On its website, SPLC crows about this national movement to shut down counseling for those who want to leave gay sex behind. SPLC is working with groups around the country to initiate state law banning such counseling. They have been successful in banning such counseling for minors in California and New Jersey.
They believe that people are born gay and that any effort to change that fact is nothing short of criminal.
If JONAH loses the case they stand to owe the Southern Poverty Law Center for all its legal fees, which counsel for the defense says could run upwards of $4 million.
Arthur Goldberg says for court hearings on particular motions the plaintiff’s lawyers often outnumber his ten to one. A real hero—lawyer Charles Limandri—who is doing this work pro bono more than ably represents Goldberg.
Limandri says SPLC likely chose JONAH because it is so small and the New Jersey laws are so strong. There is also the likelihood that they were chosen because they are Jewish and therefore unlikely to find financial help among other Jews or Christians. SPLC was wrong about that.
This is classic bullying by what I have dubbed the Big Gay Hate Machine, a syndicate of powerful groups and wealthy gays who seek to shut down any dissent from their ideology.
JONAH did not get lucky with Judge Peter F. Bariso who has largely swallowed the arguments of the Big Gay Hate Machine. For instance, he disqualified almost all of JONAH’s expert witnesses including leading figures in psychiatry who would testify that same-sex desires are a proper subject of mental health treatment.
Bariso totally bought the SPLC argument that the matter is not open for debate and that the scientific community has concluded that same-sex desires are not disordered. He said in his instructions to the jury that this is a settled matter within the scientific community, even though a slew of highly credentialed mental health professionals wanted to testify otherwise.
Goldberg and Limandri were able to convince the judge that the case was not about the immutability of homosexuality. Whether people are born gay will not be considered in the case. SPLC wanted desperately for that to get an airing out in court. They were denied.
Limandri and Goldberg will be able to assert that same-sex desire is disordered in a religious sense. JONAH is a Jewish organization based on what they call “Torah values” and the Torah is quite clearly against homosexuality. The Catholic Church also teaches that the homosexual inclination is disordered and the act is objectively disordered. The judge says the First Amendment protects such assertions made in a religious context.

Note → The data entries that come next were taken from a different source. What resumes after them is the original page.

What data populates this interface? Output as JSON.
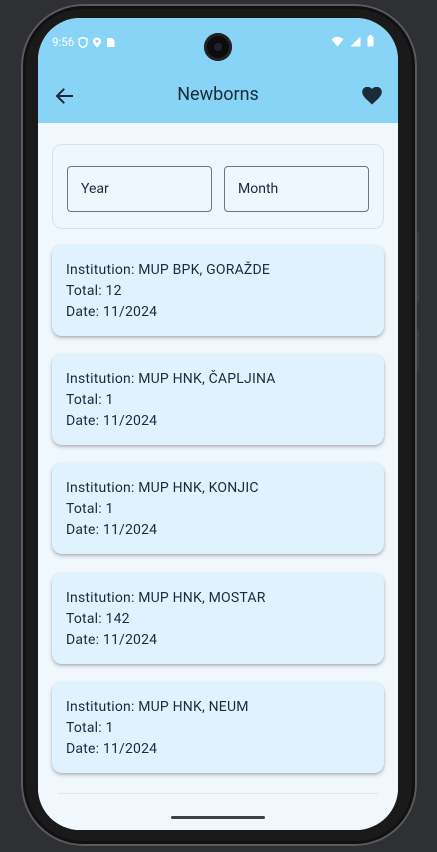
{
  "status_bar": {
    "time": "9:56",
    "left_icons": [
      "shield-icon",
      "location-icon",
      "sim-icon"
    ],
    "right_icons": [
      "wifi-icon",
      "signal-icon",
      "battery-icon"
    ]
  },
  "app_bar": {
    "title": "Newborns",
    "back_icon": "arrow-back-icon",
    "favorite_icon": "heart-icon"
  },
  "filters": {
    "year_placeholder": "Year",
    "month_placeholder": "Month"
  },
  "records": [
    {
      "institution": "Institution: MUP BPK, GORAŽDE",
      "total": "Total: 12",
      "date": "Date: 11/2024"
    },
    {
      "institution": "Institution: MUP HNK, ČAPLJINA",
      "total": "Total: 1",
      "date": "Date: 11/2024"
    },
    {
      "institution": "Institution: MUP HNK, KONJIC",
      "total": "Total: 1",
      "date": "Date: 11/2024"
    },
    {
      "institution": "Institution: MUP HNK, MOSTAR",
      "total": "Total: 142",
      "date": "Date: 11/2024"
    },
    {
      "institution": "Institution: MUP HNK, NEUM",
      "total": "Total: 1",
      "date": "Date: 11/2024"
    }
  ],
  "colors": {
    "app_bar": "#87d4f7",
    "background": "#f0f8fe",
    "card": "#dff2fd",
    "text": "#1c2b3a"
  }
}
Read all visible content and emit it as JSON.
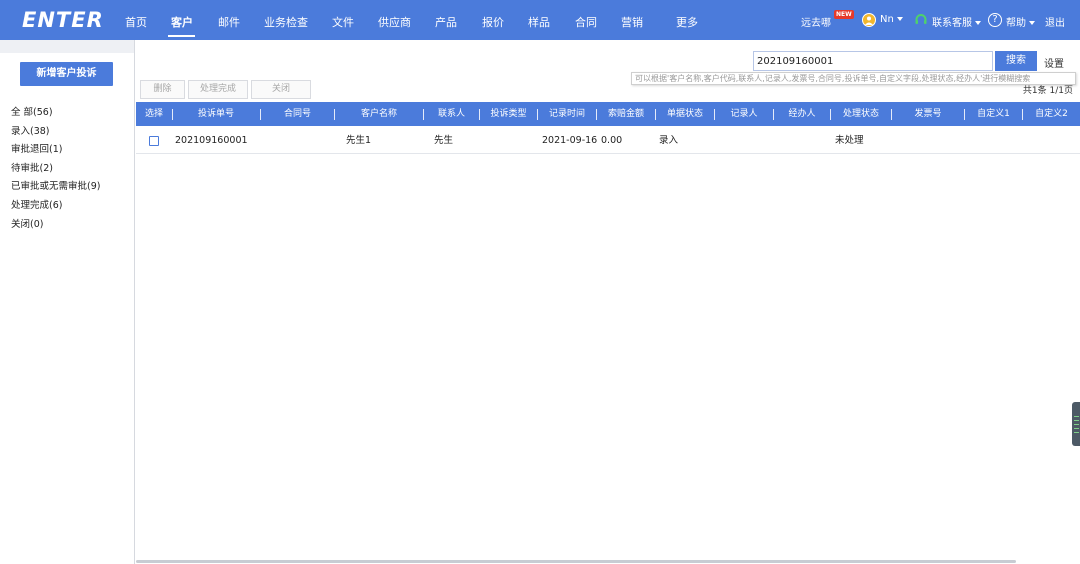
{
  "brand": {
    "logo_text": "ENTER"
  },
  "nav": {
    "items": [
      "首页",
      "客户",
      "邮件",
      "业务检查",
      "文件",
      "供应商",
      "产品",
      "报价",
      "样品",
      "合同",
      "营销",
      "更多"
    ],
    "active": "客户"
  },
  "header_right": {
    "promo_label": "远去哪",
    "promo_badge": "NEW",
    "user_name": "Nn",
    "support_label": "联系客服",
    "help_label": "帮助",
    "logout_label": "退出"
  },
  "sidebar": {
    "new_button": "新增客户投诉",
    "filters": [
      "全 部(56)",
      "录入(38)",
      "审批退回(1)",
      "待审批(2)",
      "已审批或无需审批(9)",
      "处理完成(6)",
      "关闭(0)"
    ]
  },
  "toolbar": {
    "delete_label": "删除",
    "complete_label": "处理完成",
    "close_label": "关闭"
  },
  "search": {
    "value": "202109160001",
    "button_label": "搜索",
    "settings_label": "设置",
    "hint": "可以根据'客户名称,客户代码,联系人,记录人,发票号,合同号,投诉单号,自定义字段,处理状态,经办人'进行模糊搜索"
  },
  "pager": {
    "text": "共1条 1/1页"
  },
  "table": {
    "columns": [
      "选择",
      "投诉单号",
      "合同号",
      "客户名称",
      "联系人",
      "投诉类型",
      "记录时间",
      "索赔金额",
      "单据状态",
      "记录人",
      "经办人",
      "处理状态",
      "发票号",
      "自定义1",
      "自定义2"
    ],
    "rows": [
      {
        "complaint_no": "202109160001",
        "contract_no": "",
        "customer_name": "先生1",
        "contact": "先生",
        "complaint_type": "",
        "record_time": "2021-09-16",
        "claim_amount": "0.00",
        "doc_status": "录入",
        "recorder": "",
        "handler": "",
        "process_status": "未处理",
        "invoice_no": "",
        "custom1": "",
        "custom2": ""
      }
    ]
  },
  "colors": {
    "primary": "#4b7bdb",
    "badge_red": "#e63a2b",
    "sidebar_band": "#eef0f4"
  },
  "icons": {
    "user": "avatar-icon",
    "support": "headset-icon",
    "help": "help-circle-icon",
    "dropdown": "caret-down-icon"
  }
}
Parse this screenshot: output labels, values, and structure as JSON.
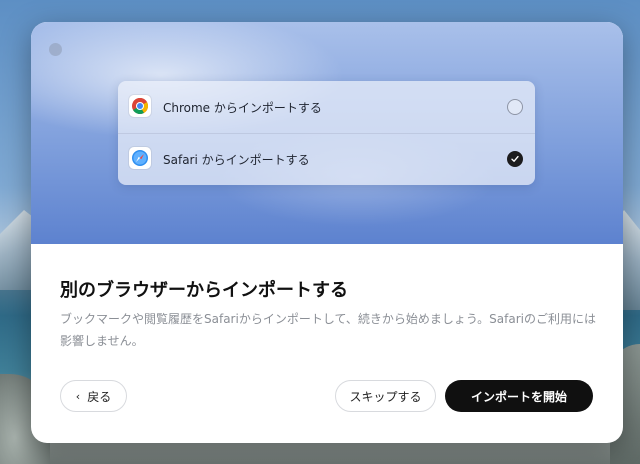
{
  "dialog": {
    "options": [
      {
        "label": "Chrome からインポートする",
        "icon": "chrome-icon",
        "selected": false
      },
      {
        "label": "Safari からインポートする",
        "icon": "safari-icon",
        "selected": true
      }
    ],
    "title": "別のブラウザーからインポートする",
    "subtitle": "ブックマークや閲覧履歴をSafariからインポートして、続きから始めましょう。Safariのご利用には影響しません。",
    "buttons": {
      "back": "戻る",
      "skip": "スキップする",
      "start": "インポートを開始"
    }
  },
  "colors": {
    "primary_button": "#101010",
    "hero_top": "#a9c0ea",
    "hero_bottom": "#5d82cf"
  }
}
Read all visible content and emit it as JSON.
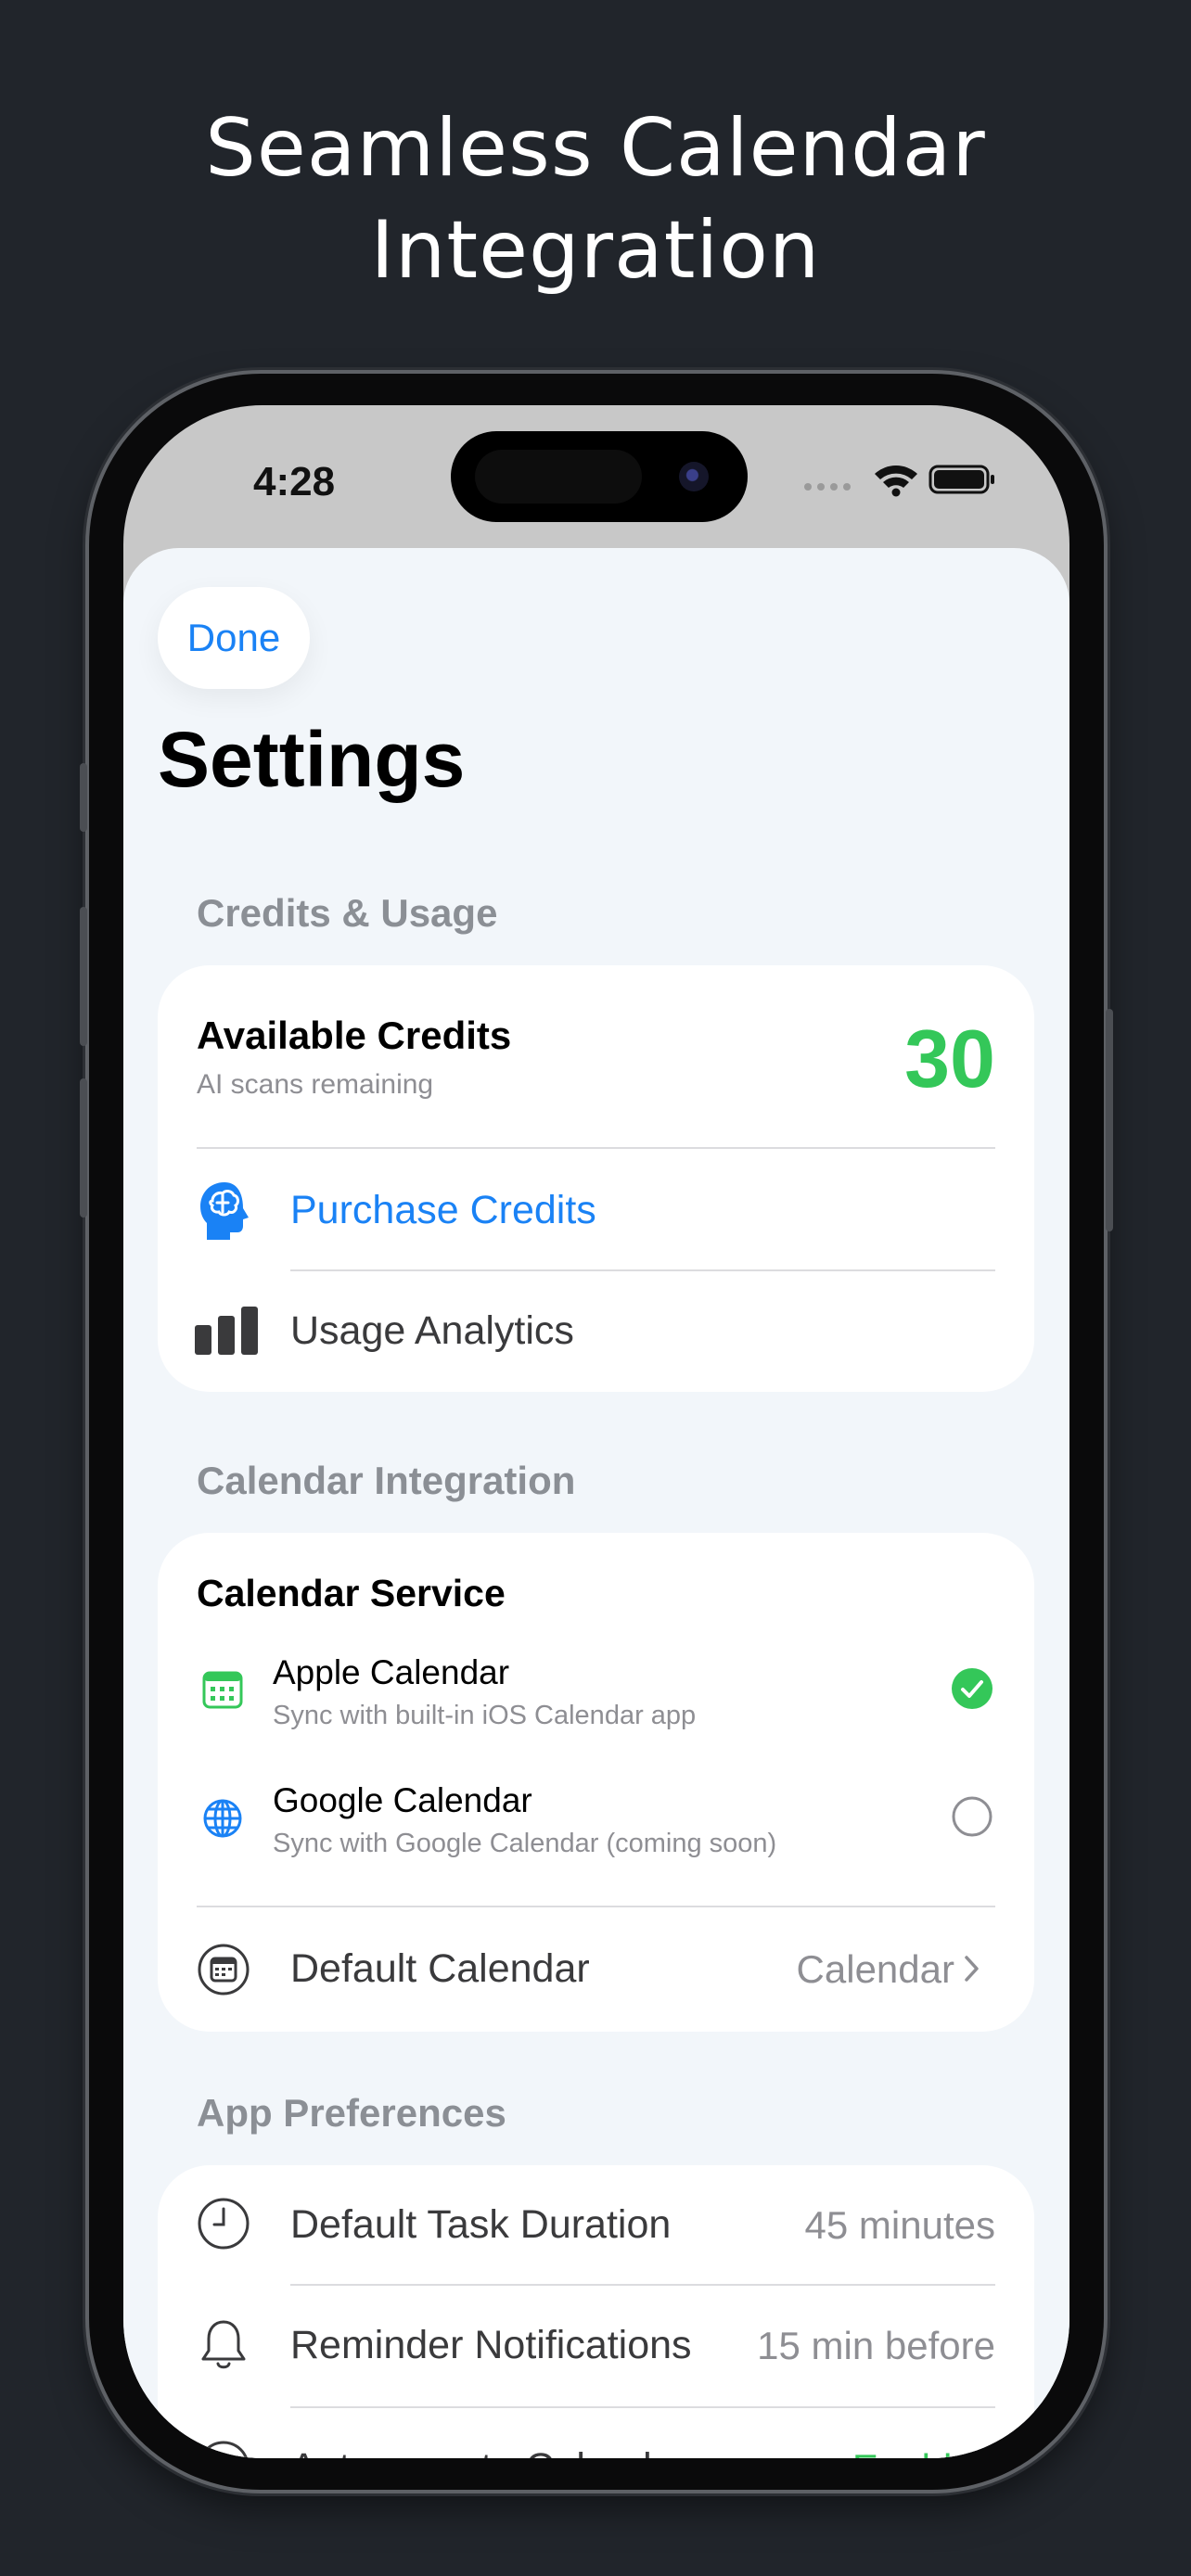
{
  "headline": {
    "line1": "Seamless Calendar",
    "line2": "Integration"
  },
  "status_bar": {
    "time": "4:28"
  },
  "nav": {
    "done_label": "Done"
  },
  "title": "Settings",
  "credits": {
    "header": "Credits & Usage",
    "available_label": "Available Credits",
    "available_sub": "AI scans remaining",
    "available_value": "30",
    "purchase_label": "Purchase Credits",
    "analytics_label": "Usage Analytics"
  },
  "calendar": {
    "header": "Calendar Integration",
    "service_title": "Calendar Service",
    "options": [
      {
        "name": "Apple Calendar",
        "desc": "Sync with built-in iOS Calendar app",
        "selected": true
      },
      {
        "name": "Google Calendar",
        "desc": "Sync with Google Calendar (coming soon)",
        "selected": false
      }
    ],
    "default_label": "Default Calendar",
    "default_value": "Calendar"
  },
  "preferences": {
    "header": "App Preferences",
    "rows": [
      {
        "label": "Default Task Duration",
        "value": "45 minutes"
      },
      {
        "label": "Reminder Notifications",
        "value": "15 min before"
      },
      {
        "label": "Auto-save to Calendar",
        "value": "Enabled"
      }
    ]
  },
  "colors": {
    "accent": "#1a82f5",
    "success": "#34c759",
    "background": "#21252b"
  }
}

It is odd that more believers are not rallying around this modern-day David about to slay the anti-Christian bigots. If this David loses, the dark-night will continue apace and all those young men who want to leave the homosexual habit will be left on their own.
The case goes before a jury next week.